By: Rachel Lawrence
Albany State University (ASU) received $199,997 from the National Science Foundation (NSF) CATALYST Program. The grant ‘Technically Speaking: Building Scientific Communication Self-Efficacy’ will focus on improving science, technology, engineering, and mathematics (STEM) students’ academic competency and science efficacy. The project’s goal is to support and retain undergraduate STEM students, and improve scientific communication skills.
The NSF Catalyst Projects provide support for Historically Black Colleges and Universities (HBCU’s) to establish the research capacity of faculty to strengthen science, technology, engineering and mathematics in undergraduate education and research.
“ASU is honored to have been chosen for this grant by the National Science Foundation. Our students will benefit from the activities that are being added to the curriculum that will expand their knowledge and explore their respective interests within the science field. This is a testament to our institution’s continued commitment to academic excellence and student success,” said ASU President Marion Ross Fedrick.
The project is led by Dr. Florence Lyons, Professor of Speech, and Director of the Velma Fudge Grant Honors Program. Other project members include Dr. Louise Wrensford, Professor Anta’Sha Jones, Dr. Ronda Porter, Dr. Pamela Pitman Brown, and students Tia Pitts and Sha’Ariel Jones.
The grant will utilize two learning communities, the Analyzing the Rhetoric of Chemistry (ARC) Learning Community and the Raising the BAR (Biology and Rhetoric) Learning Community. The ARC pairs a chemistry class with a public speaking class to coincide with speeches on experiments conducted in a chemistry lab, while the BAR pairs a biology class with a public speaking class to coincide with speeches on experiments conducted in a biology lab. At the end of the semester, students in the ARC will present their final research to the Albany Boys & Girls Club at the Speaking of the STEM Symposium.

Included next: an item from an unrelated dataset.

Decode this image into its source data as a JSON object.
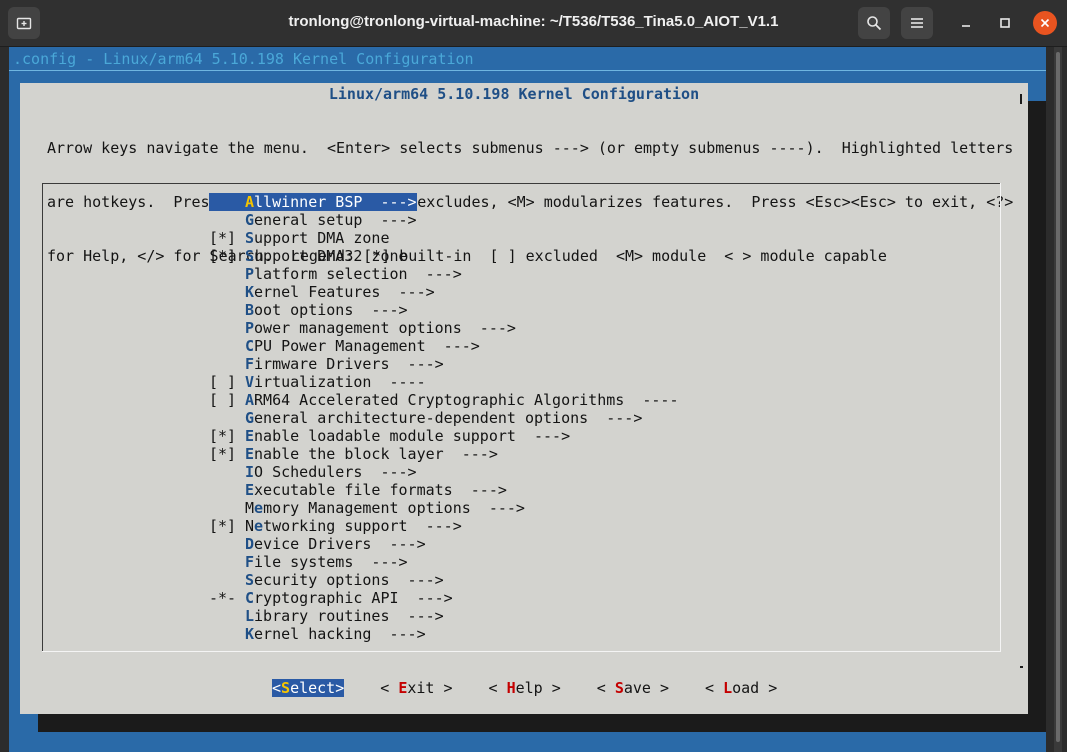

“The students in the Analyzing the Rhetoric of Chemistry Learning Community have, so far, delivered several presentations. During their development, it has been gratifying to see the students effectively explain their research so that audience members, who do not have a STEM background, can clearly understand it,” said Dr. Lyons.
The project aligns with the University’s strategic plan by expanding and strengthening academic programming and services, and implementing best practices that strengthen programs and services to address the learning needs of students.